"Hitler not only succeeded in merging nationalism and socialism into one tremendous force; he was a new kind of rule, representing a new kind of populist nationalism... It was thus that in 1940 he represented a wave of the future. His greatest reactionary opponent, Churchill, was like King Canute, attempting to withstand and sweep back that wave. And -- yes, mirabile dictu -- this King Canute succeeded: because of his resolution and -- allow me to say this -- because of God's will, of which, like every human being, he was but an instrument." (p. 218)Voltaire is famous for having written "If God did not exist, it would have been necessary to invent him." Less well known are his next three words: "To stop Hitler."
Thursday, July 13, 2006
for those who feel that 'great man' explanations of history are not quite enough...

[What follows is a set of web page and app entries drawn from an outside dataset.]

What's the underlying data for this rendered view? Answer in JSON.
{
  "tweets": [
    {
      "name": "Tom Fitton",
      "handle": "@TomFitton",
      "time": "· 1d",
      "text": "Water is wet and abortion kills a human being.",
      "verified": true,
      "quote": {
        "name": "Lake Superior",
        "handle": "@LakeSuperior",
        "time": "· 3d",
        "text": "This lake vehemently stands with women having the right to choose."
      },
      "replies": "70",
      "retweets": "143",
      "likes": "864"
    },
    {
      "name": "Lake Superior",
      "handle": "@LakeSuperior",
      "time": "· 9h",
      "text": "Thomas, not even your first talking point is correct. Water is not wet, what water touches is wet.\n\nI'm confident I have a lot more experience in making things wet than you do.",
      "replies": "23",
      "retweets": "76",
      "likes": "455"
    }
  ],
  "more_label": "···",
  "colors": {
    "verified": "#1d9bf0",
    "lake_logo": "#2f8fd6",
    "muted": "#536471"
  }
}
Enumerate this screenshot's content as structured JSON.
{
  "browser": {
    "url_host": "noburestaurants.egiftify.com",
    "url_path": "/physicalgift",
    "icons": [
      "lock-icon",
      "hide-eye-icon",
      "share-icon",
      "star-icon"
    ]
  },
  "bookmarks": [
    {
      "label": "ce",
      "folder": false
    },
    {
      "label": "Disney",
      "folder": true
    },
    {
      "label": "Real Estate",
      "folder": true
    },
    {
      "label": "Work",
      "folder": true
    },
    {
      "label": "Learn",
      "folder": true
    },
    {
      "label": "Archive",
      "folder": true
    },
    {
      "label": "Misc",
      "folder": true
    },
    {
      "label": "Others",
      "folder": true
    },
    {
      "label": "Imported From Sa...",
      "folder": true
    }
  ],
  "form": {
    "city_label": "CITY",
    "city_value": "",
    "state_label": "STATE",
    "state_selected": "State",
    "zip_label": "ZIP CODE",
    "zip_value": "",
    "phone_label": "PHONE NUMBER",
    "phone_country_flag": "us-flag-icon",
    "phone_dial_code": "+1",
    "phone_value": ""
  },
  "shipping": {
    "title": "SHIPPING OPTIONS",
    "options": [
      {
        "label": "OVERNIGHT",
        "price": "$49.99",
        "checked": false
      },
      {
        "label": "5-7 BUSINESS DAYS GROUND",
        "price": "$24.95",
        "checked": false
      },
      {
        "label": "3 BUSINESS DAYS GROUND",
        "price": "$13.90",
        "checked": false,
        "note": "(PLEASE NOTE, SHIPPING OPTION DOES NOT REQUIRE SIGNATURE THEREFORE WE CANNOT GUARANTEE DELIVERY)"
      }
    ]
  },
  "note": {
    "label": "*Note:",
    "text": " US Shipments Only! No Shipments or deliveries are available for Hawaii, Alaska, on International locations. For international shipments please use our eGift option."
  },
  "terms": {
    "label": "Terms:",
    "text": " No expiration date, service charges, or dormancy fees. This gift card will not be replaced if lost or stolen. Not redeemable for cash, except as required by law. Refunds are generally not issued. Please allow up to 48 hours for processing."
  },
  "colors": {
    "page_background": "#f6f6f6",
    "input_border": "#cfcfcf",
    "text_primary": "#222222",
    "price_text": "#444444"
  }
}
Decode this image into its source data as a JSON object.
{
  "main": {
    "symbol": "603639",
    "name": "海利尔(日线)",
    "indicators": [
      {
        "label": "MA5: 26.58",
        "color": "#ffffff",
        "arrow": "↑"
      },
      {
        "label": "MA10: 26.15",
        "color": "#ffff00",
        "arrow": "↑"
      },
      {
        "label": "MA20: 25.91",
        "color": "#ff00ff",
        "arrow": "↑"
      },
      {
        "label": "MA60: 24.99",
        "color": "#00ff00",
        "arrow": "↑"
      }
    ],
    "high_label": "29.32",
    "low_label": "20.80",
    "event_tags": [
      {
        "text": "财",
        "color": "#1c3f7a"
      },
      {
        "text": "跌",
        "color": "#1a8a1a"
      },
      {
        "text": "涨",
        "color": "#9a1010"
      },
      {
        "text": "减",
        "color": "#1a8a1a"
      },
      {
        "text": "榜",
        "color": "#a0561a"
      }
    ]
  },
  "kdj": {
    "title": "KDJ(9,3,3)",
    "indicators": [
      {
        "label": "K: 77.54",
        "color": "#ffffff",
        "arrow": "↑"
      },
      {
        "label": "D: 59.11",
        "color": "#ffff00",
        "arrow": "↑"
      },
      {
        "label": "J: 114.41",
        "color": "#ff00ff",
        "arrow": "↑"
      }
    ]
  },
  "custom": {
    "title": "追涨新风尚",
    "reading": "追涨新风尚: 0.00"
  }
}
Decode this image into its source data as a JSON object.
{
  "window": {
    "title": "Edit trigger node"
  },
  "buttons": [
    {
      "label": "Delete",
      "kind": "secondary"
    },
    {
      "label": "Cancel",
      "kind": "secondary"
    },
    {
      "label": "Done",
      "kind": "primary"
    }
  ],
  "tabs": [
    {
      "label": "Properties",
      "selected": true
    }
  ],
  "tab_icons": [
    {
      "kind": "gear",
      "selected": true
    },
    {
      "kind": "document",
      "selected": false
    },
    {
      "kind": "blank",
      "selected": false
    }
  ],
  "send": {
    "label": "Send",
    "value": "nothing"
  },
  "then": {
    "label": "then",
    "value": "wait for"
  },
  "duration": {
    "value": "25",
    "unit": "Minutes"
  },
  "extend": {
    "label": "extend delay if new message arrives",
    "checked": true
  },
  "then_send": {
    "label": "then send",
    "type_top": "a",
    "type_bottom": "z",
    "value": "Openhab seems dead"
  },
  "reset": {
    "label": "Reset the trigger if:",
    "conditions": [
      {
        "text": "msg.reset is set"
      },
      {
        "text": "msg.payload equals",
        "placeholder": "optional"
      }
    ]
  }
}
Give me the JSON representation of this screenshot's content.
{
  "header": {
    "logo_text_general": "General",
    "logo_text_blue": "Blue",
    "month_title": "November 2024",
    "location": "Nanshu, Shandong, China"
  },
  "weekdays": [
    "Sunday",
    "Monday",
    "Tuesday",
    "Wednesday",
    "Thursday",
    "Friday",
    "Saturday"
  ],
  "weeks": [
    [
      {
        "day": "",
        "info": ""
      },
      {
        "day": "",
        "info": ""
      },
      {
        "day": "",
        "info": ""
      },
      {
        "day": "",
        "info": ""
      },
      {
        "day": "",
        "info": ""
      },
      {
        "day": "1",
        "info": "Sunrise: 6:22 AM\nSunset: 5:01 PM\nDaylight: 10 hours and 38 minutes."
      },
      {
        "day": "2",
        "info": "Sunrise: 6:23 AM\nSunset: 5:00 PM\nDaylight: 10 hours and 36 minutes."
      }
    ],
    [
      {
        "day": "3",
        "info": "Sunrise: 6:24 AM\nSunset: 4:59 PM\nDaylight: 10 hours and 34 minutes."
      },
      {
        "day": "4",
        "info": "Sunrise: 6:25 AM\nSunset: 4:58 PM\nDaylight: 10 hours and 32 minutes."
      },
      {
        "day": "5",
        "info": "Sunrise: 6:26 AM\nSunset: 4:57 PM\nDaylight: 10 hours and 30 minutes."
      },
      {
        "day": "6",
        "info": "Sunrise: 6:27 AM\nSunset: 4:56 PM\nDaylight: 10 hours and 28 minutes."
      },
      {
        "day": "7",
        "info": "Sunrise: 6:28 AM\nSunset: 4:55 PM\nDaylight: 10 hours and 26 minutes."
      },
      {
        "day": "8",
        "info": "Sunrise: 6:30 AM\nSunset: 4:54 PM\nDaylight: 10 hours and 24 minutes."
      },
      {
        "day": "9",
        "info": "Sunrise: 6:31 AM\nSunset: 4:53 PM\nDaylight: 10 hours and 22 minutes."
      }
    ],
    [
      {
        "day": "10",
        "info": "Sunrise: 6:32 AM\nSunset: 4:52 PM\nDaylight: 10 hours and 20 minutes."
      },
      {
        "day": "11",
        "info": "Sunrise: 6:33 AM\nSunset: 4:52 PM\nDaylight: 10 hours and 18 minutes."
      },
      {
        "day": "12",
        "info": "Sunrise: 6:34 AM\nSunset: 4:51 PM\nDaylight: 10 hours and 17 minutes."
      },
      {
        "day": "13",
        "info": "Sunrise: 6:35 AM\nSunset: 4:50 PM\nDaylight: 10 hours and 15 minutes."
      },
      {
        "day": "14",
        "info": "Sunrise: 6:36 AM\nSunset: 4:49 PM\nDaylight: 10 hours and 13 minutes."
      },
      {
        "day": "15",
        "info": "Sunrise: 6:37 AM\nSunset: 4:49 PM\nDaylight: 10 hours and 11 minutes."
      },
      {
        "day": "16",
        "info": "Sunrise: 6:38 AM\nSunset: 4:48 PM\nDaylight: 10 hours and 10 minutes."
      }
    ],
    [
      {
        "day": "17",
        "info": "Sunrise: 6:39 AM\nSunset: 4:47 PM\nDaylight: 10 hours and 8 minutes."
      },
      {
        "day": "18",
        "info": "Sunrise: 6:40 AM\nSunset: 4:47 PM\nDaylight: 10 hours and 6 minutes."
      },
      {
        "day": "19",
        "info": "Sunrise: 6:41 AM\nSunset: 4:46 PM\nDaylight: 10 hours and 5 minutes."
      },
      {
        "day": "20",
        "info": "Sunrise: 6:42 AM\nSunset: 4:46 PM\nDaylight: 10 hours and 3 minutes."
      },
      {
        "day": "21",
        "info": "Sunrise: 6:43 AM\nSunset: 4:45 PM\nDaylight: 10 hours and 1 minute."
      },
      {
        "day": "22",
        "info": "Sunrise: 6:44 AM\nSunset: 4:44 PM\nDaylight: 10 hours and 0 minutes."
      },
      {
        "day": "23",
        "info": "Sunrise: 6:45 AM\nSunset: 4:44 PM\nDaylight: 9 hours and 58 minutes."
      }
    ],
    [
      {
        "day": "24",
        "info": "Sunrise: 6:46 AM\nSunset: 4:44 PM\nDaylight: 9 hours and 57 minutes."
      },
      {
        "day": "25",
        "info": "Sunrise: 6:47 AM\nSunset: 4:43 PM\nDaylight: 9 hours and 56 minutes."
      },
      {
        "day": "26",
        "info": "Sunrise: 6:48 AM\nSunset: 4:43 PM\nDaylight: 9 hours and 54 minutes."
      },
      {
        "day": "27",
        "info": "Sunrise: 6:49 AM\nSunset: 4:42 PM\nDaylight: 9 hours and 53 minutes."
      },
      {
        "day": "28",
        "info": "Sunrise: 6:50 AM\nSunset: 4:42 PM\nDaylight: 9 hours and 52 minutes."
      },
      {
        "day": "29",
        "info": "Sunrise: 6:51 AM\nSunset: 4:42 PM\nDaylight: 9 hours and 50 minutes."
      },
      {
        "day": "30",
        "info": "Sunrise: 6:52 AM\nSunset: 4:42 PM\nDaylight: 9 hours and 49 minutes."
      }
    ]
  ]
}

...there is always its close cousin, the "Great Man plus God" explanation of history. Here's an example from the end of John Lukacs, Five Days in London: May 1940